A side benefit here is that by trading two players for one (a move that required Brooklyn to waive backup guard Sean Kilpatrick), Philadelphia clears a roster spot. Because they still have their $4.3 million room midlevel exception available, the 76ers could be an attractive landing spot for buyout candidates. (That exception will prorate after Jan. 10, meaning the Sixers wouldn't have as much to offer after the trade deadline.)
The addition of Booker does not help the 76ers' logjam of frontcourt players. But it gives Philadelphia a veteran insurance policy and a glue guy who is not afraid to get his hands dirty.
Booker, a free agent in July, creates a $9.1 million cap hit, and the Sixers will inherit his early Bird rights in free agency.
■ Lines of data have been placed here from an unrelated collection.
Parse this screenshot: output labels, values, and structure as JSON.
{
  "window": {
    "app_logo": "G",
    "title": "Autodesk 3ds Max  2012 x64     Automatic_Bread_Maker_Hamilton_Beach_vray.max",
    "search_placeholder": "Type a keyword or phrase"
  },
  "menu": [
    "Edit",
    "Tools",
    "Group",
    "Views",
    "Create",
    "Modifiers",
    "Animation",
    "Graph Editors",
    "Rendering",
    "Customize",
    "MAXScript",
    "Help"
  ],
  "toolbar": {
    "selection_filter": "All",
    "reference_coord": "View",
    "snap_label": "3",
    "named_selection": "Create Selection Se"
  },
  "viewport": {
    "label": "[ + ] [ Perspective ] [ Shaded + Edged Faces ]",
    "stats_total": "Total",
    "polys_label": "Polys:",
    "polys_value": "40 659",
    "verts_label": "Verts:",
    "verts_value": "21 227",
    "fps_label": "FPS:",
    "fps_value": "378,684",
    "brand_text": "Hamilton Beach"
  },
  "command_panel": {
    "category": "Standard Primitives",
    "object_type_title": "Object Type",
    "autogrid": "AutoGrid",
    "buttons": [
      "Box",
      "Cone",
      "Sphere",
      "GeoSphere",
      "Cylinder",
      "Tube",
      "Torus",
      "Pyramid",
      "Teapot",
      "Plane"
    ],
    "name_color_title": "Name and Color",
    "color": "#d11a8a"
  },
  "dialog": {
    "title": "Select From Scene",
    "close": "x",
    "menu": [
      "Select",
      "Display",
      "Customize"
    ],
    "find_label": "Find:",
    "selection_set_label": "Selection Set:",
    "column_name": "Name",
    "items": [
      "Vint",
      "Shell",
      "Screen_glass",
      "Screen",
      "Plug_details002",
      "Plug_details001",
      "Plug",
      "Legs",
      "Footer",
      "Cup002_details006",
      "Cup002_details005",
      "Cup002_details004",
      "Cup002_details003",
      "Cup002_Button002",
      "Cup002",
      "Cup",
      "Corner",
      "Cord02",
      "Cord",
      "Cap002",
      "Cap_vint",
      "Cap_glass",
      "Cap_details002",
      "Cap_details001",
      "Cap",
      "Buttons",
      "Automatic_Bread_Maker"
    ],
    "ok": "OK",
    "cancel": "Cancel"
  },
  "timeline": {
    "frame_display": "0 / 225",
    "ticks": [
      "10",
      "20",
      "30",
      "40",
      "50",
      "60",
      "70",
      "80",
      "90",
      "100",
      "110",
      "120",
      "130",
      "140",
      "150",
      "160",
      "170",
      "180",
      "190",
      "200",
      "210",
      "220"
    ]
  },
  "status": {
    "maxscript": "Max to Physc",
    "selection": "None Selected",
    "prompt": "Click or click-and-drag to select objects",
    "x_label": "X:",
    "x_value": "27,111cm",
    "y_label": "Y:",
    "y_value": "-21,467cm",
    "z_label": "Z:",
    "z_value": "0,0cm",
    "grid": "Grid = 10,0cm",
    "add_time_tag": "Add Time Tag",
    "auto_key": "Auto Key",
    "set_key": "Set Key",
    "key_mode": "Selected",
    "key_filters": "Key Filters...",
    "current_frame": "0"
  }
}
Booker could fit the mold of Amir Johnson and J.J. Redick, 2017 free agents signed by Philly to one-year contracts at a high salaries to preserve cap space for the future.
Even with Booker having a career year, Nets GM Sean Marks did not have blinders on. Brooklyn, a team short of assets, acquires two former lottery picks in Okafor and Stauskas along with the Knicks' 2019 second-round pick. The move gives the Nets a five-month evaluation period for both players. Okafor will be a free agent, and Stauskas will become a restricted free agent if the Nets give him a qualifying offer in the offseason.
Not to be lost in the trade was the Nets' waiver of shooting guard Kilpatrick. After averaging a career-high 13 points last season, the shooting guard has seen limited minutes this season. Kilpatrick and his $1.5 million salary are eligible to be claimed by a team with cap space, trade exception or disabled exception. While the Nets currently have $3.7 million in cap room, that would increase to $5.2 million if Kilpatrick is claimed.